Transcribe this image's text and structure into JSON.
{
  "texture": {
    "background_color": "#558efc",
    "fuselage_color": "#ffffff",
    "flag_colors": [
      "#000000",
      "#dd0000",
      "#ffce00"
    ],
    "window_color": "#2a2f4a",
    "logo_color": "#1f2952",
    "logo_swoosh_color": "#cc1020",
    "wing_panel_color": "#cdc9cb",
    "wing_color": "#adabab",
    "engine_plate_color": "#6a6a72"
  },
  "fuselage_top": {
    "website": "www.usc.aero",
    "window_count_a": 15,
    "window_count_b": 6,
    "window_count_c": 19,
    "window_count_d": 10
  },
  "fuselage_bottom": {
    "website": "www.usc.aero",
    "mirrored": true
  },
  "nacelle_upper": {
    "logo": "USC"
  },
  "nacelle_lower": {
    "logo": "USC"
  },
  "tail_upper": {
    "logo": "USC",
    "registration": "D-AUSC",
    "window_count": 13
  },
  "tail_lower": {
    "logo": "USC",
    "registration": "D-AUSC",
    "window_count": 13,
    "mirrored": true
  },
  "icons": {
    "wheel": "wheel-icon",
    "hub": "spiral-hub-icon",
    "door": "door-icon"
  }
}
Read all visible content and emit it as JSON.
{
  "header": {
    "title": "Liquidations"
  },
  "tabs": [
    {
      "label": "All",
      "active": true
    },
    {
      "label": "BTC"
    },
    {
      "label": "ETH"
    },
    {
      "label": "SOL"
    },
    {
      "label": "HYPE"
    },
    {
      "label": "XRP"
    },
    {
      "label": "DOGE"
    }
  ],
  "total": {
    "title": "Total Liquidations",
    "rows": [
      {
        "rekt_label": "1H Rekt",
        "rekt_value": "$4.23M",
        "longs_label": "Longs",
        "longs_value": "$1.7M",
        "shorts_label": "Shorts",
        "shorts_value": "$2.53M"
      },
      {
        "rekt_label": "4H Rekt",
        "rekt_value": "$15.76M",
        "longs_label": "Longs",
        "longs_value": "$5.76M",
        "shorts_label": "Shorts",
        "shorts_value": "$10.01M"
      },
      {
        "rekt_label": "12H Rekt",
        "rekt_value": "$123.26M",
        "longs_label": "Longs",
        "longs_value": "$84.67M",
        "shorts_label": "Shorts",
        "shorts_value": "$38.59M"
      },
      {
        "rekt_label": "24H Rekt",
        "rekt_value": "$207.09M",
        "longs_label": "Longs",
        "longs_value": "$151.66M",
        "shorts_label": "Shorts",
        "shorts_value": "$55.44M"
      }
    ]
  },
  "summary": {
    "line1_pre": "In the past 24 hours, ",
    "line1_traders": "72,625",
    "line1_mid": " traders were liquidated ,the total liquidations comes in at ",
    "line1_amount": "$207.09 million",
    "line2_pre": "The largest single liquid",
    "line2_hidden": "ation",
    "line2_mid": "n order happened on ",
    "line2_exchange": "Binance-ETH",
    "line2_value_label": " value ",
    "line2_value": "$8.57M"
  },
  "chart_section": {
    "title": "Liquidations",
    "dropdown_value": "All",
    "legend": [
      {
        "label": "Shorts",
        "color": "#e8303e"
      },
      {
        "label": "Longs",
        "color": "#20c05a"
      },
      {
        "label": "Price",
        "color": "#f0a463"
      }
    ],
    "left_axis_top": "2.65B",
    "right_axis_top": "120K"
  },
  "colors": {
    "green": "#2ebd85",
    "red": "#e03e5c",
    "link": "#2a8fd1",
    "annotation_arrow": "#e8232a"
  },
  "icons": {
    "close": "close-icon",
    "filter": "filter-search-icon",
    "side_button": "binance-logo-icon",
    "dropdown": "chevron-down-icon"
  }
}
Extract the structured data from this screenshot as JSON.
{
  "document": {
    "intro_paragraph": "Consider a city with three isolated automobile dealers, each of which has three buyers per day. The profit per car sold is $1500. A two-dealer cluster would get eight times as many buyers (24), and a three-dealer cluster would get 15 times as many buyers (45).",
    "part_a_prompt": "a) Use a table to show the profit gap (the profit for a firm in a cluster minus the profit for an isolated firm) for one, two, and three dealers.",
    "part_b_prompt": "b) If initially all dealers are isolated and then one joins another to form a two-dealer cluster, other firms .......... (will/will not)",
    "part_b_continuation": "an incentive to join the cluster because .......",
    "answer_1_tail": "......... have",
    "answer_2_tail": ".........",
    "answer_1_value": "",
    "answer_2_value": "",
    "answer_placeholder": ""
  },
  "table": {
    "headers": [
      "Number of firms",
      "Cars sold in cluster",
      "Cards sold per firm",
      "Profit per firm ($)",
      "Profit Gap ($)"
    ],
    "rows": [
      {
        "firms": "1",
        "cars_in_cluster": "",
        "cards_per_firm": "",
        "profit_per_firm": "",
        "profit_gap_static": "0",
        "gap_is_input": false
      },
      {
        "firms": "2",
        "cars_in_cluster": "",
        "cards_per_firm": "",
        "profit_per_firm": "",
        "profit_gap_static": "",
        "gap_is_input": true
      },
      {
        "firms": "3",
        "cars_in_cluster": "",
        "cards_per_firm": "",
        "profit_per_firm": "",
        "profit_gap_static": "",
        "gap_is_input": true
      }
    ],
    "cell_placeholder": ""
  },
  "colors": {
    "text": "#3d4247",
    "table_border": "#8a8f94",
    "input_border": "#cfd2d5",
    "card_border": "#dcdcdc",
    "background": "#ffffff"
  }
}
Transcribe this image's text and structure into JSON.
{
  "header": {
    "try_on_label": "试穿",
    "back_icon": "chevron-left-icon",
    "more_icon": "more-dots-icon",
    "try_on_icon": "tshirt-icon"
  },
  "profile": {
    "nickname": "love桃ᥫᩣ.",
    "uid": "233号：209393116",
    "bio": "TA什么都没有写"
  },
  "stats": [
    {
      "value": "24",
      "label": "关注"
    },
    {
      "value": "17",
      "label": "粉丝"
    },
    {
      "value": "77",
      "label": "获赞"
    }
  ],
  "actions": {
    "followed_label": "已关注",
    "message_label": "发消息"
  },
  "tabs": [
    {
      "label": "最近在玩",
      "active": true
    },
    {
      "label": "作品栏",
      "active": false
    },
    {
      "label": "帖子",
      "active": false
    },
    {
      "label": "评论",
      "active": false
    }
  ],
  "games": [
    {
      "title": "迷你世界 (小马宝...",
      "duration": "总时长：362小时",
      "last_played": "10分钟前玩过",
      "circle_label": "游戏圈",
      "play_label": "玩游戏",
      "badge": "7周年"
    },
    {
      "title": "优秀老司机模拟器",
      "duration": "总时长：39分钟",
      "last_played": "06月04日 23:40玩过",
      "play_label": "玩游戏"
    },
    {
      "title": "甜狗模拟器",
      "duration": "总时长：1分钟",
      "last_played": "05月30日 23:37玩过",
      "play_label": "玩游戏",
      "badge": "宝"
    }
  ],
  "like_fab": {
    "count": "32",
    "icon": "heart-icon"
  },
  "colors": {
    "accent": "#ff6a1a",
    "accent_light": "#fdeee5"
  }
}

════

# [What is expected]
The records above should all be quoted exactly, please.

# [Task result]
Transcribe this image's text and structure into JSON.
{
  "texture": {
    "background_color": "#558efc",
    "fuselage_color": "#ffffff",
    "flag_colors": [
      "#000000",
      "#dd0000",
      "#ffce00"
    ],
    "window_color": "#2a2f4a",
    "logo_color": "#1f2952",
    "logo_swoosh_color": "#cc1020",
    "wing_panel_color": "#cdc9cb",
    "wing_color": "#adabab",
    "engine_plate_color": "#6a6a72"
  },
  "fuselage_top": {
    "website": "www.usc.aero",
    "window_count_a": 15,
    "window_count_b": 6,
    "window_count_c": 19,
    "window_count_d": 10
  },
  "fuselage_bottom": {
    "website": "www.usc.aero",
    "mirrored": true
  },
  "nacelle_upper": {
    "logo": "USC"
  },
  "nacelle_lower": {
    "logo": "USC"
  },
  "tail_upper": {
    "logo": "USC",
    "registration": "D-AUSC",
    "window_count": 13
  },
  "tail_lower": {
    "logo": "USC",
    "registration": "D-AUSC",
    "window_count": 13,
    "mirrored": true
  },
  "icons": {
    "wheel": "wheel-icon",
    "hub": "spiral-hub-icon",
    "door": "door-icon"
  }
}
Read all visible content and emit it as JSON.
{
  "header": {
    "title": "Liquidations"
  },
  "tabs": [
    {
      "label": "All",
      "active": true
    },
    {
      "label": "BTC"
    },
    {
      "label": "ETH"
    },
    {
      "label": "SOL"
    },
    {
      "label": "HYPE"
    },
    {
      "label": "XRP"
    },
    {
      "label": "DOGE"
    }
  ],
  "total": {
    "title": "Total Liquidations",
    "rows": [
      {
        "rekt_label": "1H Rekt",
        "rekt_value": "$4.23M",
        "longs_label": "Longs",
        "longs_value": "$1.7M",
        "shorts_label": "Shorts",
        "shorts_value": "$2.53M"
      },
      {
        "rekt_label": "4H Rekt",
        "rekt_value": "$15.76M",
        "longs_label": "Longs",
        "longs_value": "$5.76M",
        "shorts_label": "Shorts",
        "shorts_value": "$10.01M"
      },
      {
        "rekt_label": "12H Rekt",
        "rekt_value": "$123.26M",
        "longs_label": "Longs",
        "longs_value": "$84.67M",
        "shorts_label": "Shorts",
        "shorts_value": "$38.59M"
      },
      {
        "rekt_label": "24H Rekt",
        "rekt_value": "$207.09M",
        "longs_label": "Longs",
        "longs_value": "$151.66M",
        "shorts_label": "Shorts",
        "shorts_value": "$55.44M"
      }
    ]
  },
  "summary": {
    "line1_pre": "In the past 24 hours, ",
    "line1_traders": "72,625",
    "line1_mid": " traders were liquidated ,the total liquidations comes in at ",
    "line1_amount": "$207.09 million",
    "line2_pre": "The largest single liquid",
    "line2_hidden": "ation",
    "line2_mid": "n order happened on ",
    "line2_exchange": "Binance-ETH",
    "line2_value_label": " value ",
    "line2_value": "$8.57M"
  },
  "chart_section": {
    "title": "Liquidations",
    "dropdown_value": "All",
    "legend": [
      {
        "label": "Shorts",
        "color": "#e8303e"
      },
      {
        "label": "Longs",
        "color": "#20c05a"
      },
      {
        "label": "Price",
        "color": "#f0a463"
      }
    ],
    "left_axis_top": "2.65B",
    "right_axis_top": "120K"
  },
  "colors": {
    "green": "#2ebd85",
    "red": "#e03e5c",
    "link": "#2a8fd1",
    "annotation_arrow": "#e8232a"
  },
  "icons": {
    "close": "close-icon",
    "filter": "filter-search-icon",
    "side_button": "binance-logo-icon",
    "dropdown": "chevron-down-icon"
  }
}
Extract the structured data from this screenshot as JSON.
{
  "document": {
    "intro_paragraph": "Consider a city with three isolated automobile dealers, each of which has three buyers per day. The profit per car sold is $1500. A two-dealer cluster would get eight times as many buyers (24), and a three-dealer cluster would get 15 times as many buyers (45).",
    "part_a_prompt": "a) Use a table to show the profit gap (the profit for a firm in a cluster minus the profit for an isolated firm) for one, two, and three dealers.",
    "part_b_prompt": "b) If initially all dealers are isolated and then one joins another to form a two-dealer cluster, other firms .......... (will/will not)",
    "part_b_continuation": "an incentive to join the cluster because .......",
    "answer_1_tail": "......... have",
    "answer_2_tail": ".........",
    "answer_1_value": "",
    "answer_2_value": "",
    "answer_placeholder": ""
  },
  "table": {
    "headers": [
      "Number of firms",
      "Cars sold in cluster",
      "Cards sold per firm",
      "Profit per firm ($)",
      "Profit Gap ($)"
    ],
    "rows": [
      {
        "firms": "1",
        "cars_in_cluster": "",
        "cards_per_firm": "",
        "profit_per_firm": "",
        "profit_gap_static": "0",
        "gap_is_input": false
      },
      {
        "firms": "2",
        "cars_in_cluster": "",
        "cards_per_firm": "",
        "profit_per_firm": "",
        "profit_gap_static": "",
        "gap_is_input": true
      },
      {
        "firms": "3",
        "cars_in_cluster": "",
        "cards_per_firm": "",
        "profit_per_firm": "",
        "profit_gap_static": "",
        "gap_is_input": true
      }
    ],
    "cell_placeholder": ""
  },
  "colors": {
    "text": "#3d4247",
    "table_border": "#8a8f94",
    "input_border": "#cfd2d5",
    "card_border": "#dcdcdc",
    "background": "#ffffff"
  }
}
Transcribe this image's text and structure into JSON.
{
  "header": {
    "try_on_label": "试穿",
    "back_icon": "chevron-left-icon",
    "more_icon": "more-dots-icon",
    "try_on_icon": "tshirt-icon"
  },
  "profile": {
    "nickname": "love桃ᥫᩣ.",
    "uid": "233号：209393116",
    "bio": "TA什么都没有写"
  },
  "stats": [
    {
      "value": "24",
      "label": "关注"
    },
    {
      "value": "17",
      "label": "粉丝"
    },
    {
      "value": "77",
      "label": "获赞"
    }
  ],
  "actions": {
    "followed_label": "已关注",
    "message_label": "发消息"
  },
  "tabs": [
    {
      "label": "最近在玩",
      "active": true
    },
    {
      "label": "作品栏",
      "active": false
    },
    {
      "label": "帖子",
      "active": false
    },
    {
      "label": "评论",
      "active": false
    }
  ],
  "games": [
    {
      "title": "迷你世界 (小马宝...",
      "duration": "总时长：362小时",
      "last_played": "10分钟前玩过",
      "circle_label": "游戏圈",
      "play_label": "玩游戏",
      "badge": "7周年"
    },
    {
      "title": "优秀老司机模拟器",
      "duration": "总时长：39分钟",
      "last_played": "06月04日 23:40玩过",
      "play_label": "玩游戏"
    },
    {
      "title": "甜狗模拟器",
      "duration": "总时长：1分钟",
      "last_played": "05月30日 23:37玩过",
      "play_label": "玩游戏",
      "badge": "宝"
    }
  ],
  "like_fab": {
    "count": "32",
    "icon": "heart-icon"
  },
  "colors": {
    "accent": "#ff6a1a",
    "accent_light": "#fdeee5"
  }
}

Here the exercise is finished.